ᐅᑉᓗᒥᐅᔪᖅ ᑲᓇᑕᒥ ᐅᓇᑕᖅᑐᒃᓴᑦ

Following the end of World War II, the Pacific Coast Militia Rangers role expanded to include other remote and coastal parts of Canada. They were relaunched in 1947 as the Canadian Rangers. In the 1970s, increased interest in protecting Canada’s North renewed interest in the Ranger program.

Today, there are more than 5000 Rangers covering areas that the Canadian Forces can’t conveniently or economically reach. The Rangers are the military’s eyes and ears: hence their motto, Vigilans (The Watchers). Rangers are made up of Inuit, First Nations, Métis and non-Aboriginals depending on each community’s local demographics.

In Canada’s North, 1 CRPG is an especially strategic presence. There is hot interest in the highly contested Northwest Passage, where five nations are vying for controls of the waterway and the potential resource riches that lie beneath.
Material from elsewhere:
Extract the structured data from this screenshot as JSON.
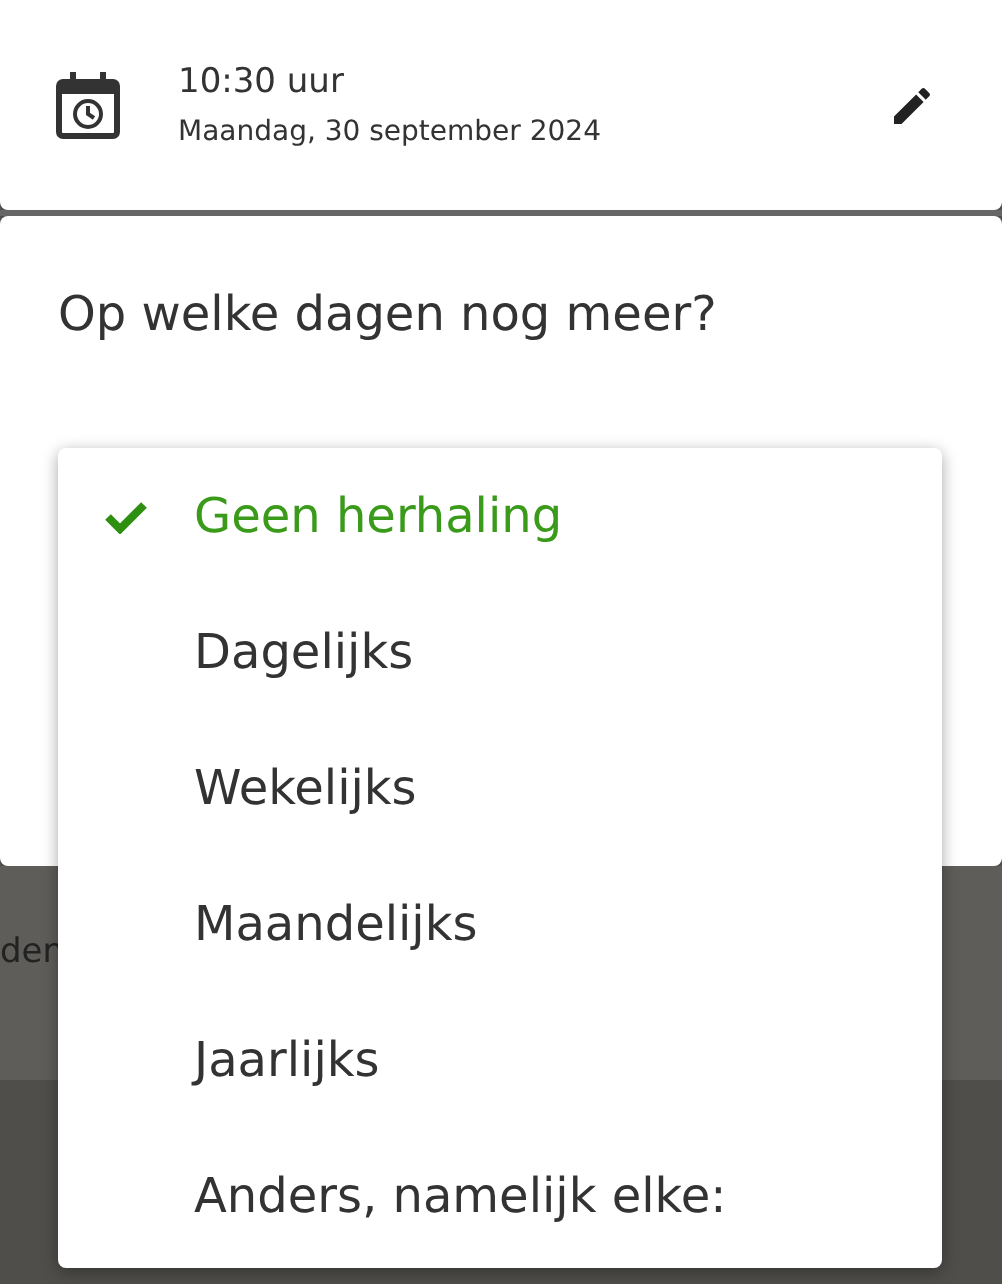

The Rangers help maintain Canada’s ongoing presence in the region by participating in sovereignty and surveillance patrols and training.

Across Canada, the Canadian Rangers assist with other Domestic operations. They take part in routine Search and Rescue Operations and significantly contribute during man-made and natural disasters. They were first on the scene and worked tirelessly throughout the 1999 avalanche at Kangiqsualujjuaq in northern Québec, led evacuations during flooding in Attawapiskat, Ontario in 2008 and 2009, assisted during the 2006 drinking water crisis in Kashechewan, Northern Ontario and in the aftermath of the First Air plane crash in Resolute Bay in 2011. Less dramatically, but equally important, Rangers also participate in their local communities, assisting in events like Yukon Quest, Canada Day and Remembrance Day and mentor the Junior Rangers.

Canadian Rangers are easily recognized by their red Canadian Ranger sweatshirt, camouflage pants, combat boots, baseball hat and .303 Lee Enfield rifle No 4 rifle. This reliable workhorse has been in use since WWII- and was chosen because it performs well in extreme cold- though the iconic rifles are slated to be replaced in 2015.

On May 31, 1996, the Minister of National Defence announced the official launch of the Junior Canadian Ranger Programme. There are currently more than 3,400 Junior Canadian Rangers in 125 remote and isolated communities across Canada.

Ranger Locations in Canada


Find out more about the Canadian Rangers.

Find out more about the Junior Canadian Rangers.

Learn about the History of the Canadian Rangers.

Rangers At A Glance

Canadian Ranger Patrol Group Region # of Canadian Rangers # of Junior Canadian Rangers
Joint Task Force North (JTFN)
* where Season 1 of Watchers of the North filmed
Nunavut, Yukon, Northwest Territories, and Northern British Colombia 1500 Rangers in 56 patrols 1500 Junior Canadian Rangers in 35 communities
Land Forces Quebec Area (LFQA)
Quebec 696 Canadian Rangers located in 23 communities 585 Junior Canadian Rangers in 27 communities
Land Forces Central Area (LFCA)
Ontario 550 Canadian Rangers in 3 CRPG located in 22 communities 700 Junior Canadian Rangers in 19 communities
Land Forces Western Area (LFWA)
British Columbia, Alberta, Saskatchewan and Manitoba Over 1000 Canadian Rangers located in 42 communities 674 Junior Canadian Rangers located in 28 communities
Land Forces Atlantic Area (LFAA)
Newfoundland and Labrador 743 Canadian Rangers located in 30 communities 266 Junior Canadian Rangers in 12 communities